Habitual soda consumption has been linked to several serious cardiovascular and metabolic disorders.
At the center of these correlations is the effect artificial sugar has on our blood vessels. In large quantities, the biochemical changes caused by common sweeteners like acesulfame potassium, result in irreversible vascular damage.
If you simply can’t strike soft drinks from your life completely, you might want to consider the findings offered by a new study published in the American Journal of Physiology-Regulatory, Integrative and Comparative Physiology.
In it, the researchers from The University of Iowa determined that regular aerobic exercise can effectively offset the blood vessel damage that occurs after drinking sugary soft drinks.
“Consumption of a single, sugar-sweetened beverage (SSB) impairs vascular endothelial function. Regular aerobic exercise improves endothelium-dependent vasodilation; however, it’s unknown if these beneficial-effects persist with frequent SSB consumption,” the authors of the paper wrote. Therefore, the purpose of this study was two-fold; we studied the effects of repetitive SSB consumption for one week on endothelium-dependent vasodilation (FMD). Then, in a separate cohort, we investigated if 45min of moderate-intensity aerobic exercise on five separate days offset the hypothesized decrease in FMD during the Glu protocol.”
Physical exercise of low to high intensity was found to be particularly effective at reducing vascular damage.
Our bodies are capable of handling sugar in moderation but artificial sweeteners adversely impact blood vessel dilation. Over time this can lead to a condition known as endothelial dysfunction. Blood vessel dilation is the most reliable way to predict endothelial dysfunction
The inner lining of the small arteries in sufferers fails to perform important functions. This often leaves patients vulnerable to a set of chronic diseases.
To assess the extent to which this outcome can be prevented, the researchers recruited healthy young men with an average age of 22.
The participants consumed three sugar-sweetened beverages (each containing the amount of sugar in a 20 to 25-ounce soda) a day for seven days.
The experiment group was instructed to participate in 45-minute moderate-intensity cycling sessions five days a week.
Before and after the study period, the research team measured the participants’ blood sugar levels, blood pressure, and endothelial function in the upper arm.
Consistently, blood vessel dilation was reduced—in the non-exercisers after the seven-day window had ended, but it was increased in the men who exercised.
Blood sugar levels and blood pressure did not change in either group.
“Subjects who engaged in regular moderate-intensity aerobic exercise did not demonstrate the same SSB-induced endothelial dysfunction.
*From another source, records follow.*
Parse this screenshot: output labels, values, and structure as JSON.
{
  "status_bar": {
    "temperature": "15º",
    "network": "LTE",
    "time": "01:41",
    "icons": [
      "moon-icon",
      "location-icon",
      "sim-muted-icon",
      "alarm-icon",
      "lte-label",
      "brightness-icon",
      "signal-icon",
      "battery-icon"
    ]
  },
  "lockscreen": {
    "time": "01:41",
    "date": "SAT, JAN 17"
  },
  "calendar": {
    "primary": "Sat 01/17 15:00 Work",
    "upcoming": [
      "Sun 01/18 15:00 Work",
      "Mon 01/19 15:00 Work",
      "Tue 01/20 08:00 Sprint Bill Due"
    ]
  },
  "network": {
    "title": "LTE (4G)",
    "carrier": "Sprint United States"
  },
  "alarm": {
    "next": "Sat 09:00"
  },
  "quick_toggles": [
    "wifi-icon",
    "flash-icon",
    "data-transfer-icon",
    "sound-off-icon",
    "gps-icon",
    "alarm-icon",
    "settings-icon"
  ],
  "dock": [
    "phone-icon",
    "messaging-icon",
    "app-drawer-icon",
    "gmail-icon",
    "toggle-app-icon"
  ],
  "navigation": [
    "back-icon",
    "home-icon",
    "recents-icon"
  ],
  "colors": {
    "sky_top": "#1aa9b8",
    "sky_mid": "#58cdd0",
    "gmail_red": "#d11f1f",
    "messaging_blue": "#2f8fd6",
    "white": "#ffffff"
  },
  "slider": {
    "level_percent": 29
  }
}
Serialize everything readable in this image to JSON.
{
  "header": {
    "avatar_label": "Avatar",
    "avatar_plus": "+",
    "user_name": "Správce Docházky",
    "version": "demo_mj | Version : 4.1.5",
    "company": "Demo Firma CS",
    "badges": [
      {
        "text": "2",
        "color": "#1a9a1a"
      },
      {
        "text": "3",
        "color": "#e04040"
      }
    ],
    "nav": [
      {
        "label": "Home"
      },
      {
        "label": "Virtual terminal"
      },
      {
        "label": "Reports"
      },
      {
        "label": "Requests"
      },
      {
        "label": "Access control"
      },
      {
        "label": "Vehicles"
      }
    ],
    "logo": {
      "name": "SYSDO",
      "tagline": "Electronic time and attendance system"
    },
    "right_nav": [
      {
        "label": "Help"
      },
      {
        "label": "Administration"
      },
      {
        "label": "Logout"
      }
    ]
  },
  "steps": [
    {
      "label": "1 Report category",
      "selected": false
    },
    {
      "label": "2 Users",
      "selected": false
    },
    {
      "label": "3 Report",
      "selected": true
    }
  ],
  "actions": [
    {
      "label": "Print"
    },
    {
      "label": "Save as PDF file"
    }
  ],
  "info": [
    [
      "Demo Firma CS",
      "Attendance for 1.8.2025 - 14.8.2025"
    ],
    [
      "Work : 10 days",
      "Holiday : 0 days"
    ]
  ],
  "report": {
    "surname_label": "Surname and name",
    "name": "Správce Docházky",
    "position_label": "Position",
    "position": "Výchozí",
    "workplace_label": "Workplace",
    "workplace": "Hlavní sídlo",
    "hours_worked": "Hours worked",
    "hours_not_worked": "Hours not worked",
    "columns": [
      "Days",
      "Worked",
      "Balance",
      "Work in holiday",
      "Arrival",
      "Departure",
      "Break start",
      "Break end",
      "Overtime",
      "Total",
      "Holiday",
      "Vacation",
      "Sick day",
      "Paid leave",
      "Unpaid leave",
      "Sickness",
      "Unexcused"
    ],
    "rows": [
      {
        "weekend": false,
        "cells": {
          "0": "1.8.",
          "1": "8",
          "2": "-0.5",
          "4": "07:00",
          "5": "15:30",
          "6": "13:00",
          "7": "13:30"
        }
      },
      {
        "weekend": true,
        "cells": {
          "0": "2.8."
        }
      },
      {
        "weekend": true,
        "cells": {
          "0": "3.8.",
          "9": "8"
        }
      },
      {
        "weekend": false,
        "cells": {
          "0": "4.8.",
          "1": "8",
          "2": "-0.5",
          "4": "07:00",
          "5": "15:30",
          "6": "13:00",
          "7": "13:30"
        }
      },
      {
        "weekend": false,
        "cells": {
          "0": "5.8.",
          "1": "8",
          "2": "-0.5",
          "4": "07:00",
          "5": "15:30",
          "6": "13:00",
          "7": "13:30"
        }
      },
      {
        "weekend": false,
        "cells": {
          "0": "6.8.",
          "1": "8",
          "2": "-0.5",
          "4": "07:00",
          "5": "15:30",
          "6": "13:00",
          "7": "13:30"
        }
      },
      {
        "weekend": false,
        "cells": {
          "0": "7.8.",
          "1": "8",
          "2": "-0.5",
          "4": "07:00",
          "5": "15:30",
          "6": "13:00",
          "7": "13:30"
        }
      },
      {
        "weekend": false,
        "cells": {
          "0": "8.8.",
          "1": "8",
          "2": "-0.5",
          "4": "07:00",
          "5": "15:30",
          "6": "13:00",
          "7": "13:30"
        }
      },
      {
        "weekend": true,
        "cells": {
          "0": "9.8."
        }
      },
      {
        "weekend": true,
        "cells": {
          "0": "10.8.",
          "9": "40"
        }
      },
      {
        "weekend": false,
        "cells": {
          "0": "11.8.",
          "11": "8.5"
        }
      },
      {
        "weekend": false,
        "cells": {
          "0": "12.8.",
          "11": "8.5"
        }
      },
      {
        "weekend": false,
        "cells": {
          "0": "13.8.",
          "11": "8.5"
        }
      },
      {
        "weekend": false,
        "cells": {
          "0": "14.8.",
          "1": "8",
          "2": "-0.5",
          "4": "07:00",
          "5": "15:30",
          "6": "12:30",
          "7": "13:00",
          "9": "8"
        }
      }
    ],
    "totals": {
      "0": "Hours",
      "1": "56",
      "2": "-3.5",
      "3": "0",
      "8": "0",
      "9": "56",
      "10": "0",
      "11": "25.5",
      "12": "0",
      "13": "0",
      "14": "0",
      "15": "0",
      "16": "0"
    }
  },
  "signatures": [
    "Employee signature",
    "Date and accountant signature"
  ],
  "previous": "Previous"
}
Collectively, these data suggest aerobic exercise may offset the deleterious effects of repetitive SSB consumption,” the authors continued. “Despite unchanged fasting [glucose] and [insulin], repeated consumption of SSBs impaired conduit artery vascular endothelial function.”
This provides further research with a base with respect to the duration that aerobic exercise protects vascular damage. As it stands, the new study emphasizes the importance of physical activity and the destructive potential of article sweeteners. Both relevant in our struggle to contain the obesity crisis.
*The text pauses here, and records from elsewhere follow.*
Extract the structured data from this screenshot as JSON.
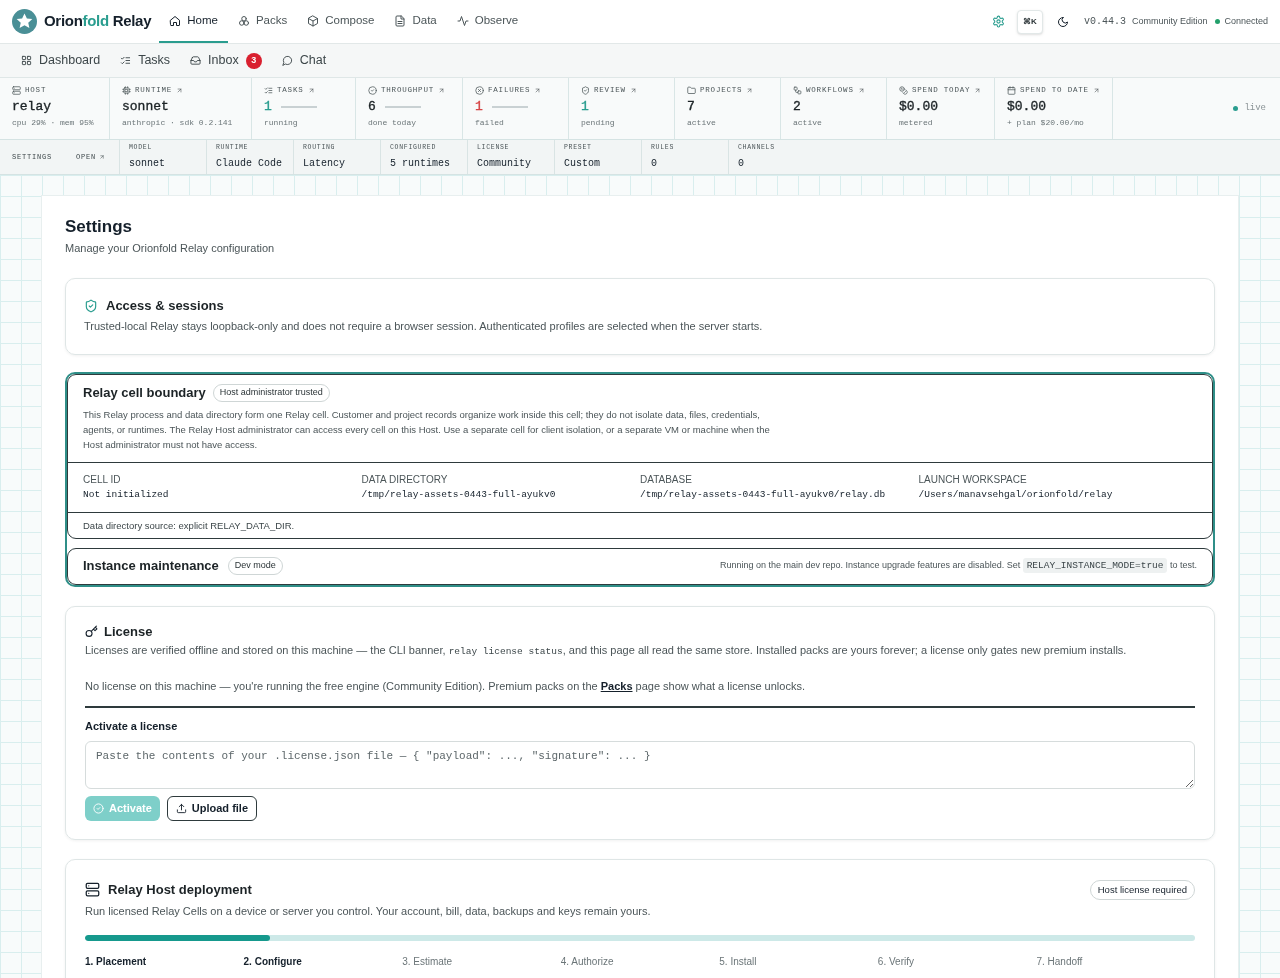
{
  "brand": {
    "parts": [
      {
        "text": "Orion",
        "accent": false
      },
      {
        "text": "fold",
        "accent": true
      },
      {
        "text": " Relay",
        "accent": false
      }
    ]
  },
  "nav": [
    {
      "label": "Home",
      "selected": true
    },
    {
      "label": "Packs",
      "selected": false
    },
    {
      "label": "Compose",
      "selected": false
    },
    {
      "label": "Data",
      "selected": false
    },
    {
      "label": "Observe",
      "selected": false
    }
  ],
  "header_tools": {
    "shortcut": "⌘K",
    "version": "v0.44.3",
    "edition": "Community Edition",
    "status": {
      "label": "Connected",
      "online": true
    }
  },
  "subnav": [
    {
      "label": "Dashboard",
      "selected": false
    },
    {
      "label": "Tasks",
      "selected": false
    },
    {
      "label": "Inbox",
      "badge": "3",
      "selected": false
    },
    {
      "label": "Chat",
      "selected": false
    }
  ],
  "stats": [
    {
      "label": "HOST",
      "link": false,
      "value": "relay",
      "color": "#1c2326",
      "kind": "plain",
      "sub": "cpu 29% · mem 95%"
    },
    {
      "label": "RUNTIME",
      "link": true,
      "value": "sonnet",
      "color": "#1c2326",
      "kind": "plain",
      "sub": "anthropic · sdk 0.2.141"
    },
    {
      "label": "TASKS",
      "link": true,
      "value": "1",
      "color": "#2a9d8f",
      "kind": "trend",
      "sub": "running"
    },
    {
      "label": "THROUGHPUT",
      "link": true,
      "value": "6",
      "color": "#1c2326",
      "kind": "trend",
      "sub": "done today"
    },
    {
      "label": "FAILURES",
      "link": true,
      "value": "1",
      "color": "#d64545",
      "kind": "trend",
      "sub": "failed"
    },
    {
      "label": "REVIEW",
      "link": true,
      "value": "1",
      "color": "#2a9d8f",
      "kind": "plain",
      "sub": "pending"
    },
    {
      "label": "PROJECTS",
      "link": true,
      "value": "7",
      "color": "#1c2326",
      "kind": "plain",
      "sub": "active"
    },
    {
      "label": "WORKFLOWS",
      "link": true,
      "value": "2",
      "color": "#1c2326",
      "kind": "plain",
      "sub": "active"
    },
    {
      "label": "SPEND TODAY",
      "link": true,
      "value": "$0.00",
      "color": "#1c2326",
      "kind": "plain",
      "sub": "metered"
    },
    {
      "label": "SPEND TO DATE",
      "link": true,
      "value": "$0.00",
      "color": "#1c2326",
      "kind": "plain",
      "sub": "+ plan $20.00/mo"
    }
  ],
  "live": {
    "label": "live",
    "on": true
  },
  "config": {
    "title": "SETTINGS",
    "open": "OPEN",
    "fields": [
      {
        "label": "MODEL",
        "value": "sonnet"
      },
      {
        "label": "RUNTIME",
        "value": "Claude Code"
      },
      {
        "label": "ROUTING",
        "value": "Latency"
      },
      {
        "label": "CONFIGURED",
        "value": "5 runtimes"
      },
      {
        "label": "LICENSE",
        "value": "Community"
      },
      {
        "label": "PRESET",
        "value": "Custom"
      },
      {
        "label": "RULES",
        "value": "0"
      },
      {
        "label": "CHANNELS",
        "value": "0"
      }
    ]
  },
  "page": {
    "title": "Settings",
    "subtitle": "Manage your Orionfold Relay configuration"
  },
  "access": {
    "title": "Access & sessions",
    "description": "Trusted-local Relay stays loopback-only and does not require a browser session. Authenticated profiles are selected when the server starts."
  },
  "cell_boundary": {
    "title": "Relay cell boundary",
    "badge": "Host administrator trusted",
    "description": "This Relay process and data directory form one Relay cell. Customer and project records organize work inside this cell; they do not isolate data, files, credentials, agents, or runtimes. The Relay Host administrator can access every cell on this Host. Use a separate cell for client isolation, or a separate VM or machine when the Host administrator must not have access.",
    "fields": [
      {
        "label": "CELL ID",
        "value": "Not initialized"
      },
      {
        "label": "DATA DIRECTORY",
        "value": "/tmp/relay-assets-0443-full-ayukv0"
      },
      {
        "label": "DATABASE",
        "value": "/tmp/relay-assets-0443-full-ayukv0/relay.db"
      },
      {
        "label": "LAUNCH WORKSPACE",
        "value": "/Users/manavsehgal/orionfold/relay"
      }
    ],
    "source": "Data directory source: explicit RELAY_DATA_DIR."
  },
  "maintenance": {
    "title": "Instance maintenance",
    "badge": "Dev mode",
    "note": [
      {
        "kind": "text",
        "text": "Running on the main dev repo. Instance upgrade features are disabled. Set "
      },
      {
        "kind": "code",
        "text": "RELAY_INSTANCE_MODE=true"
      },
      {
        "kind": "text",
        "text": " to test."
      }
    ]
  },
  "license": {
    "title": "License",
    "paragraphs": [
      [
        {
          "kind": "text",
          "text": "Licenses are verified offline and stored on this machine — the CLI banner, "
        },
        {
          "kind": "code",
          "text": "relay license status"
        },
        {
          "kind": "text",
          "text": ", and this page all read the same store. Installed packs are yours forever; a license only gates new premium installs."
        }
      ],
      [
        {
          "kind": "text",
          "text": "No license on this machine — you're running the free engine (Community Edition). Premium packs on the "
        },
        {
          "kind": "link",
          "text": "Packs"
        },
        {
          "kind": "text",
          "text": " page show what a license unlocks."
        }
      ]
    ],
    "activate_label": "Activate a license",
    "input": {
      "placeholder": "Paste the contents of your .license.json file — { \"payload\": ..., \"signature\": ... }"
    },
    "buttons": [
      {
        "label": "Activate",
        "kind": "primary",
        "disabled": true
      },
      {
        "label": "Upload file",
        "kind": "secondary",
        "disabled": false
      }
    ]
  },
  "deployment": {
    "title": "Relay Host deployment",
    "badge": "Host license required",
    "description": "Run licensed Relay Cells on a device or server you control. Your account, bill, data, backups and keys remain yours.",
    "progress": {
      "level": 0.167
    },
    "steps": [
      {
        "label": "1. Placement",
        "reached": true
      },
      {
        "label": "2. Configure",
        "reached": true
      },
      {
        "label": "3. Estimate",
        "reached": false
      },
      {
        "label": "4. Authorize",
        "reached": false
      },
      {
        "label": "5. Install",
        "reached": false
      },
      {
        "label": "6. Verify",
        "reached": false
      },
      {
        "label": "7. Handoff",
        "reached": false
      }
    ]
  }
}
CW Headley is a reporter for the Ladders and can be reached at email@example.com